WHAT YOU HAVE TO DO: Print the entries that appear below, exactly as written and without their pictures.

======== RECORDS FOR THE TASK ========

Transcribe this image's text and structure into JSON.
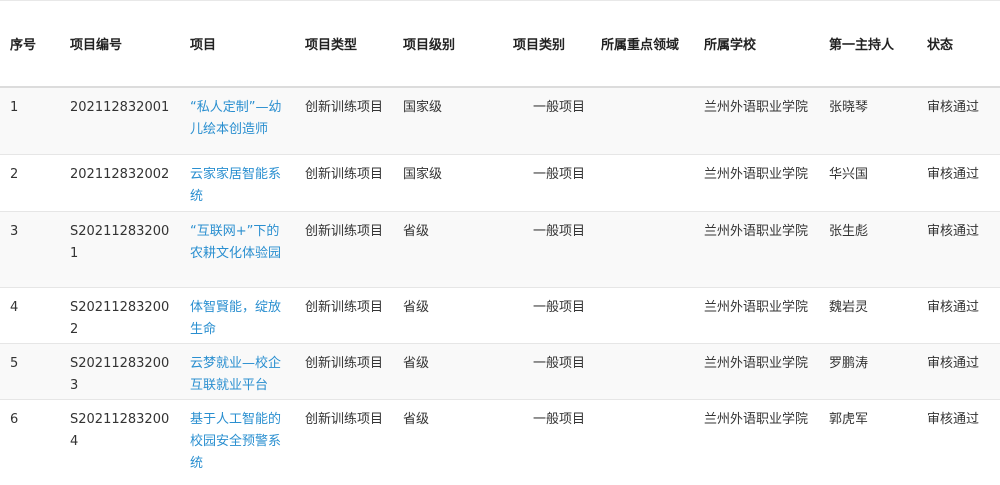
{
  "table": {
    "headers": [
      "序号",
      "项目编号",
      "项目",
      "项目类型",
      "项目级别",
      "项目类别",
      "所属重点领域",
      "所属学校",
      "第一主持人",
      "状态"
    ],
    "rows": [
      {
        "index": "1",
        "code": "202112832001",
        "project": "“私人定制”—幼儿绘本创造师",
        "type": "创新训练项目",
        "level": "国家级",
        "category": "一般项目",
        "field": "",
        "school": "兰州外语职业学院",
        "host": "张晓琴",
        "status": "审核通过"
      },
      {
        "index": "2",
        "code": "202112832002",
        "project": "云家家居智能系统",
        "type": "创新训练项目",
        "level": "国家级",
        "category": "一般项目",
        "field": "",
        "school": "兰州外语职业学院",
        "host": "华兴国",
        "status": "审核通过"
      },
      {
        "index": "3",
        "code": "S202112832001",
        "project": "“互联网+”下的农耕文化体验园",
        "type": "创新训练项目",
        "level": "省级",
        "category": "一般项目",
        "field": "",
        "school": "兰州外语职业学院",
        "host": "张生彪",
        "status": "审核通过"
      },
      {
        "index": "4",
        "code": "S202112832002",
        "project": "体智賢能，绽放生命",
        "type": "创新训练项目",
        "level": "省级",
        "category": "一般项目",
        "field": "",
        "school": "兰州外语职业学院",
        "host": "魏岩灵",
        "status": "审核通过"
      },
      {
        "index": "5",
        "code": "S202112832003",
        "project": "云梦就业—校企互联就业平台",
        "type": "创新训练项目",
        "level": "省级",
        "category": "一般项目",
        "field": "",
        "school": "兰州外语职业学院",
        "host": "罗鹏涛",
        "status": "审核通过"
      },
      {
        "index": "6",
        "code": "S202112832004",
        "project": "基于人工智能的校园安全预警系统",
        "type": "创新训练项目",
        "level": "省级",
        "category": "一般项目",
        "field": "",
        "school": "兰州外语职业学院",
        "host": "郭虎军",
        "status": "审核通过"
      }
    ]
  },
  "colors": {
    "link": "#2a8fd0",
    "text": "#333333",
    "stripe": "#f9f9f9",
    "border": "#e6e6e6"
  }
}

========

SOLUTION TO THIS TASK:
Transcribe this image's text and structure into JSON.
{
  "table": {
    "headers": [
      "序号",
      "项目编号",
      "项目",
      "项目类型",
      "项目级别",
      "项目类别",
      "所属重点领域",
      "所属学校",
      "第一主持人",
      "状态"
    ],
    "rows": [
      {
        "index": "1",
        "code": "202112832001",
        "project": "“私人定制”—幼儿绘本创造师",
        "type": "创新训练项目",
        "level": "国家级",
        "category": "一般项目",
        "field": "",
        "school": "兰州外语职业学院",
        "host": "张晓琴",
        "status": "审核通过"
      },
      {
        "index": "2",
        "code": "202112832002",
        "project": "云家家居智能系统",
        "type": "创新训练项目",
        "level": "国家级",
        "category": "一般项目",
        "field": "",
        "school": "兰州外语职业学院",
        "host": "华兴国",
        "status": "审核通过"
      },
      {
        "index": "3",
        "code": "S202112832001",
        "project": "“互联网+”下的农耕文化体验园",
        "type": "创新训练项目",
        "level": "省级",
        "category": "一般项目",
        "field": "",
        "school": "兰州外语职业学院",
        "host": "张生彪",
        "status": "审核通过"
      },
      {
        "index": "4",
        "code": "S202112832002",
        "project": "体智賢能，绽放生命",
        "type": "创新训练项目",
        "level": "省级",
        "category": "一般项目",
        "field": "",
        "school": "兰州外语职业学院",
        "host": "魏岩灵",
        "status": "审核通过"
      },
      {
        "index": "5",
        "code": "S202112832003",
        "project": "云梦就业—校企互联就业平台",
        "type": "创新训练项目",
        "level": "省级",
        "category": "一般项目",
        "field": "",
        "school": "兰州外语职业学院",
        "host": "罗鹏涛",
        "status": "审核通过"
      },
      {
        "index": "6",
        "code": "S202112832004",
        "project": "基于人工智能的校园安全预警系统",
        "type": "创新训练项目",
        "level": "省级",
        "category": "一般项目",
        "field": "",
        "school": "兰州外语职业学院",
        "host": "郭虎军",
        "status": "审核通过"
      }
    ]
  },
  "colors": {
    "link": "#2a8fd0",
    "text": "#333333",
    "stripe": "#f9f9f9",
    "border": "#e6e6e6"
  }
}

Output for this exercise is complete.